TO DO:
Only lines containing "thumbs" are wanted from the data below. Copy those lines.

Start of DATA TO USE

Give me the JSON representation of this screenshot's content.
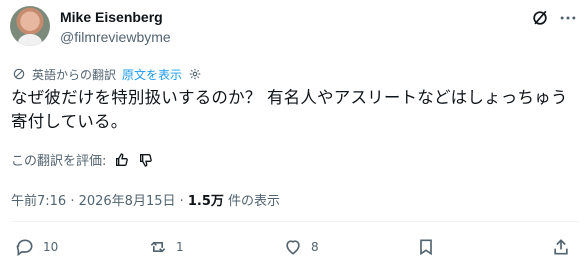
{
  "author": {
    "name": "Mike Eisenberg",
    "handle": "@filmreviewbyme"
  },
  "translation": {
    "label": "英語からの翻訳",
    "show_original": "原文を表示"
  },
  "tweet": {
    "text_line1": "なぜ彼だけを特別扱いするのか？ 有名人やアスリートなどはしょっちゅう",
    "text_line2": "寄付している。"
  },
  "rating": {
    "label": "この翻訳を評価:"
  },
  "meta": {
    "time_date": "午前7:16 · 2026年8月15日 · ",
    "views_count": "1.5万",
    "views_label": " 件の表示"
  },
  "actions": {
    "replies": "10",
    "reposts": "1",
    "likes": "8"
  },
  "icons": {
    "grok": "grok-icon",
    "more": "more-icon",
    "translate": "translate-icon",
    "settings": "gear-icon",
    "thumbs_up": "thumbs-up-icon",
    "thumbs_down": "thumbs-down-icon",
    "reply": "reply-icon",
    "repost": "repost-icon",
    "like": "heart-icon",
    "bookmark": "bookmark-icon",
    "share": "share-icon"
  },
  "colors": {
    "text": "#0f1419",
    "secondary": "#536471",
    "accent": "#1d9bf0"
  }
}
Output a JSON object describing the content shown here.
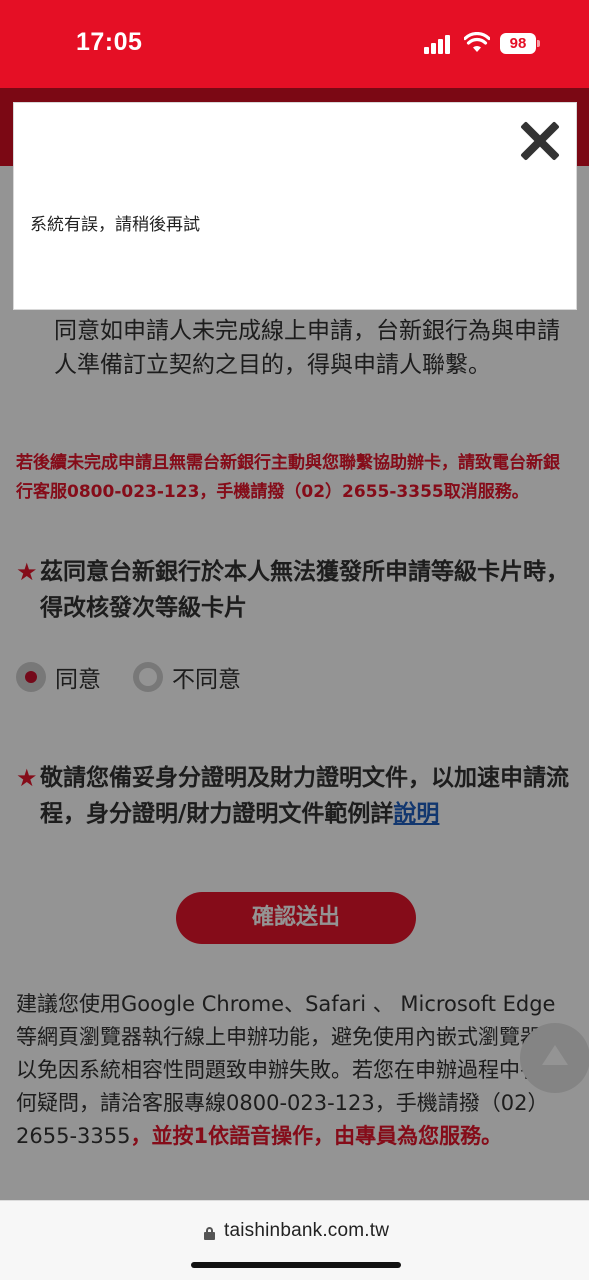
{
  "status_bar": {
    "time": "17:05",
    "battery": "98",
    "icons": [
      "signal-icon",
      "wifi-icon",
      "battery-icon"
    ]
  },
  "consent": {
    "text": "同意如申請人未完成線上申請，台新銀行為與申請人準備訂立契約之目的，得與申請人聯繫。"
  },
  "notice": {
    "text": "若後續未完成申請且無需台新銀行主動與您聯繫協助辦卡，請致電台新銀行客服0800-023-123，手機請撥（02）2655-3355取消服務。"
  },
  "question1": {
    "star": "★",
    "text": "茲同意台新銀行於本人無法獲發所申請等級卡片時，得改核發次等級卡片",
    "options": [
      {
        "label": "同意",
        "checked": true
      },
      {
        "label": "不同意",
        "checked": false
      }
    ]
  },
  "question2": {
    "star": "★",
    "text": "敬請您備妥身分證明及財力證明文件，以加速申請流程，身分證明/財力證明文件範例詳",
    "link": "說明"
  },
  "confirm_button": "確認送出",
  "browser_note": {
    "text": "建議您使用Google Chrome、Safari 、 Microsoft Edge等網頁瀏覽器執行線上申辦功能，避免使用內嵌式瀏覽器，以免因系統相容性問題致申辦失敗。若您在申辦過程中有任何疑問，請洽客服專線0800-023-123，手機請撥（02）2655-3355",
    "highlight": "，並按1依語音操作，由專員為您服務。"
  },
  "modal": {
    "message": "系統有誤，請稍後再試",
    "close_icon": "close-icon"
  },
  "browser_bar": {
    "url": "taishinbank.com.tw"
  },
  "colors": {
    "brand_red": "#e50f25",
    "text": "#333333",
    "link": "#1f5fbf"
  }
}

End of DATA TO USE

COMPLETED TASK:
    "thumbs_up": "thumbs-up-icon",
    "thumbs_down": "thumbs-down-icon",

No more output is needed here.